Pete Tosh: Leadership-20 Versus COVID-19
Monday, April 6th, 2020
You don’t need me to tell you that COVID – 19 has dramatically changed life as we have known it. We have never faced these types of challenges which have disrupted both our business & personal lives.
It’s important for leaders to recognize that we have little precedent as to how you as a leader & your business should react. We are all creating the playbook day by day & together learning how to operate in this new “normal.” So, this crisis is providing you as a leader & your organization an opportunity to show how good you are. Crises also bring opportunities.
Actually, you are dealing with two contagions – the virus itself & the employee emotions it is generating. And these emotions can be as contagious as the virus. Employee anxiety is spreading like COVID – 19. Employees’ emotions are ‘going viral’ & influencing their thoughts & behavior. Unfortunately, fear & anxiety can undermine our ability to think clearly, manager relationships, focus on the proper priorities & make good decisions.
Employees are concerned with bread-and-butter issues like their health, job security & personal finances. And when threatened, our survival instincts rush to our defense & we tend to react impulsively, haphazardly & frequently counter-productively. In survival mode our thoughts focus on the threat with reactions replacing rational thinking. We’ve been practicing social distancing to limit the spread of the virus & ‘flatten the curve.’ But we may have been less effective at addressing the ‘emotional infection’ & ‘social contagion’ impacting employees. Leaders need to pivot to approaches that will assist their teams in addressing their heightened anxiety.
In today’s environment employees:
Don’t understand the rules so they don’t feel in cont
Aren’t sure what will happen to their companies, jobs & families
And are vulnerable to becoming infected by the negative emotions of coworkers, the news, social media, friends & family members.
Through social contagion employees can ‘catch’ this anxiety & transfer it to others, who relay it in a circuit of negative emotion. And the isolation felt from working remotely can increase social loneliness making employees even more anxious. Making matters worse - thanks to social media - we don’t have to be in physical contact with anyone to catch it. The more we see & read the more we are likely to worry & then spread that anxiety to others. So, employee worry & anxiety are restraining forces that some leaders are addressing.
As discussed in an earlier newsletter, SCARF is an acronym for the psychological threats your employees may be experiencing. Leaders can utilize this model to help their teams by anticipating & addressing their needs for:
Status – sharing your organization’s strategy for maintaining the business & their jobs
Certainty – amping up your communication; sharing what you know when you know it & soliciting questions
Autonomy – letting your employees know how & how often they will receive updates from you
Relatedness – reaching out to those employees working remotely to see how they are adjusting; possibly utilizing apps offering visual communication

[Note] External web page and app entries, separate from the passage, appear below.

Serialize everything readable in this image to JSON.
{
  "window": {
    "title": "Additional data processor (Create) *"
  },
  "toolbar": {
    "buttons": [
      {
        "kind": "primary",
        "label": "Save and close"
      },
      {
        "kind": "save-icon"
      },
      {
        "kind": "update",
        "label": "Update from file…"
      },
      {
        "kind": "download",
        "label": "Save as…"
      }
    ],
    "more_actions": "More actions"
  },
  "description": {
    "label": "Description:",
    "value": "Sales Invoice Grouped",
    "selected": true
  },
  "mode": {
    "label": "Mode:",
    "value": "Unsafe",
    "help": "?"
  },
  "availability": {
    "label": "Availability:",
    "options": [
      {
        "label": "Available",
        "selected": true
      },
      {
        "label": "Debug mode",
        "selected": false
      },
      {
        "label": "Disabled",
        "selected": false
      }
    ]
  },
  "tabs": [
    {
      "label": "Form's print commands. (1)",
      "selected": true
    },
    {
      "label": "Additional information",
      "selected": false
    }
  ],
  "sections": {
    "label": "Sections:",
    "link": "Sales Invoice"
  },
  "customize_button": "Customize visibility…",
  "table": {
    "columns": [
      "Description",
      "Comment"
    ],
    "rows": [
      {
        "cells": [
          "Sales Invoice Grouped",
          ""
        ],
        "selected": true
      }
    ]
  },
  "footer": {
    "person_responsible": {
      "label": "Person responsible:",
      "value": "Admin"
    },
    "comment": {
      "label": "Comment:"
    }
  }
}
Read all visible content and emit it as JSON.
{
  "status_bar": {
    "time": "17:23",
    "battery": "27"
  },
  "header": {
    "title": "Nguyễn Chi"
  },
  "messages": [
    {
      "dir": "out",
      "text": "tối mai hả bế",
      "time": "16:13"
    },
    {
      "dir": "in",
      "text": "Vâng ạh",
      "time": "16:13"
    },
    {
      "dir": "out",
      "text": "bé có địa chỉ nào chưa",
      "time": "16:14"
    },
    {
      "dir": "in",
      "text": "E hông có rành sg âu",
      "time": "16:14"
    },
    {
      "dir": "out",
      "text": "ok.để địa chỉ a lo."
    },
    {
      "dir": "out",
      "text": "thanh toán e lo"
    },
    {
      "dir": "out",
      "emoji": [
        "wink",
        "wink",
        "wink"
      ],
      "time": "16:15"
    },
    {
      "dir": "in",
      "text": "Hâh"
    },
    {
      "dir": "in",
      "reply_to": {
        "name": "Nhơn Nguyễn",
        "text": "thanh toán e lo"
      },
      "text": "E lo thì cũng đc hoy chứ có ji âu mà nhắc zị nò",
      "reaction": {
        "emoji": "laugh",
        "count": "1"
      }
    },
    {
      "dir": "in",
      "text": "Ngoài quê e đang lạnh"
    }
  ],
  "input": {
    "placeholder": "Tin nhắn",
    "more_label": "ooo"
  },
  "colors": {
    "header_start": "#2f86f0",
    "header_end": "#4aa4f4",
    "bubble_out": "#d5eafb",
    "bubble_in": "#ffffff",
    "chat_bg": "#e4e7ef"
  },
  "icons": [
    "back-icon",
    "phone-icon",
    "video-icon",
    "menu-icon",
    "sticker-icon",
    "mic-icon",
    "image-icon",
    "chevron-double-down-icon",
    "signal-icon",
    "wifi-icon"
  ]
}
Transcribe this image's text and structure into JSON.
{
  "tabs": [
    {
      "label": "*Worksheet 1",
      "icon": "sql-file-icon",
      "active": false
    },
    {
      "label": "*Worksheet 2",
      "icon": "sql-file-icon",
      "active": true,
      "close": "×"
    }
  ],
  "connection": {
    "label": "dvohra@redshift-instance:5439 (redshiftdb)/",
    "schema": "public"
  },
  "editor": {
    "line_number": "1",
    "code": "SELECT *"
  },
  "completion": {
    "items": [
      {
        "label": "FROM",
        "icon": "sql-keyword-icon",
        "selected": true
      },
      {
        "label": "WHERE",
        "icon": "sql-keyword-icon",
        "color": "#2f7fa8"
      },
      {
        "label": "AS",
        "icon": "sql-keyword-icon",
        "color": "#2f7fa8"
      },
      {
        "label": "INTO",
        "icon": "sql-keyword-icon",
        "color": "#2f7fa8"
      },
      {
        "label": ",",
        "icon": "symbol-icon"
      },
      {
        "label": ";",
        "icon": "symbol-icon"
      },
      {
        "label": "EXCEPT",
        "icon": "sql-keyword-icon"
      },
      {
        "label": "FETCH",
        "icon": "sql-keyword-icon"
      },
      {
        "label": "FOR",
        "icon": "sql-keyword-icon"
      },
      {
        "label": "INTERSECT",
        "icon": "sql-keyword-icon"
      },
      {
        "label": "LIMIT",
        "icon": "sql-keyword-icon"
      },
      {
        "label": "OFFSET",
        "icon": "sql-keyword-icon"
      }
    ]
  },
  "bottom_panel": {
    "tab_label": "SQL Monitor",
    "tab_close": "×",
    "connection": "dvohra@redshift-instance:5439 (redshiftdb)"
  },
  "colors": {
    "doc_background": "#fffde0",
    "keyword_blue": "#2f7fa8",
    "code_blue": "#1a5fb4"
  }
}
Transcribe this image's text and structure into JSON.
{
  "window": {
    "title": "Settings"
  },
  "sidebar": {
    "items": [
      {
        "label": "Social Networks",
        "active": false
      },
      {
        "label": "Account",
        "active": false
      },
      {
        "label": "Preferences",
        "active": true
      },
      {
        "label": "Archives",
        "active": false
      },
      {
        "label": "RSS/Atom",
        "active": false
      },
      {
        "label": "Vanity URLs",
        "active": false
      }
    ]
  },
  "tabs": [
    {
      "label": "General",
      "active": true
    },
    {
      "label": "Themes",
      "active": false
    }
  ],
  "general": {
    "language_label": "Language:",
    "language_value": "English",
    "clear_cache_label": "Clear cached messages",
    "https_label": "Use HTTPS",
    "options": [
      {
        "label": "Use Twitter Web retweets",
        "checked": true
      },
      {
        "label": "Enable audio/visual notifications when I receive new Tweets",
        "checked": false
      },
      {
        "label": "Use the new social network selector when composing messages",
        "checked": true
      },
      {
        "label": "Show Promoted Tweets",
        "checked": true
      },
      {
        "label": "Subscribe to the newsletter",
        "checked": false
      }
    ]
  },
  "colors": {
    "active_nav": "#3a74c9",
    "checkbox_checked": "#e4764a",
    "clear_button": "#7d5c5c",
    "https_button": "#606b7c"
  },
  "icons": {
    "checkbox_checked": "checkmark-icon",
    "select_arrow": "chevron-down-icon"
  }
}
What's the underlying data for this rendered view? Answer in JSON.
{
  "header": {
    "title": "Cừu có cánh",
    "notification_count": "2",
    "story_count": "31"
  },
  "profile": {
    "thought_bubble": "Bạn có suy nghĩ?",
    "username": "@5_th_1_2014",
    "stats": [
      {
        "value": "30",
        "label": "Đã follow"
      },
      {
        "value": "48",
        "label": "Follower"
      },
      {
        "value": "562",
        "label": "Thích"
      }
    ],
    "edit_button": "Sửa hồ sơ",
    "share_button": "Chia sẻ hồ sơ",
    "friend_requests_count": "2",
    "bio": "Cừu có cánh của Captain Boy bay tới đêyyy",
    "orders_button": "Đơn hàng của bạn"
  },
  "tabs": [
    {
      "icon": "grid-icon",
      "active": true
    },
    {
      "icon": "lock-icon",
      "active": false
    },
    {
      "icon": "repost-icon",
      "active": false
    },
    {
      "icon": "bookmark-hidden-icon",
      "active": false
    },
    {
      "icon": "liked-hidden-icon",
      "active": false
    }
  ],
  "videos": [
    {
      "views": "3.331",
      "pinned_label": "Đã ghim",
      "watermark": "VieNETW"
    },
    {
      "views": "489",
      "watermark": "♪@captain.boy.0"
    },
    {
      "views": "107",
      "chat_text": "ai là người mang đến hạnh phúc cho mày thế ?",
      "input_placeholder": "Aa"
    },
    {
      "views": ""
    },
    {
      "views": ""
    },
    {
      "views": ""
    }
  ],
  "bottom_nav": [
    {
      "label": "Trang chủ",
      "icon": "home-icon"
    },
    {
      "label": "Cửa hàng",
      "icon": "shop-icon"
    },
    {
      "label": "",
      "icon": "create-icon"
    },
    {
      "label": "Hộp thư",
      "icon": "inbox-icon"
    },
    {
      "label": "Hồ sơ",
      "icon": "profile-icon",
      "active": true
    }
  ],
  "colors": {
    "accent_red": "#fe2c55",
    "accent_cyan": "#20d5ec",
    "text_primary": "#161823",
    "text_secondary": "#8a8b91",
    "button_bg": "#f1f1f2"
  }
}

Fairness – considering your employees’ remote work environments where they may be parenting & teaching their children while working
This is the first in a series addressing Leadership through this crisis. Future articles will address other issues pertinent to this crisis such as:
Creating a COVID business plan
Exhibiting crisis-appropriate leadership skills
Communicating with employees working remotely
Leading from home
The Focus Group wants to be helpful. For example, please let us know if you and/or your leadership team would have an interest in participating in a webinar on the topic of ‘Leading Through This Crisis’
Much good will come out of this crisis. Be safe & be a leader
Quote: “For the first time in history we can help the human race by lying in front of the T.V. and doing nothing. We can do this”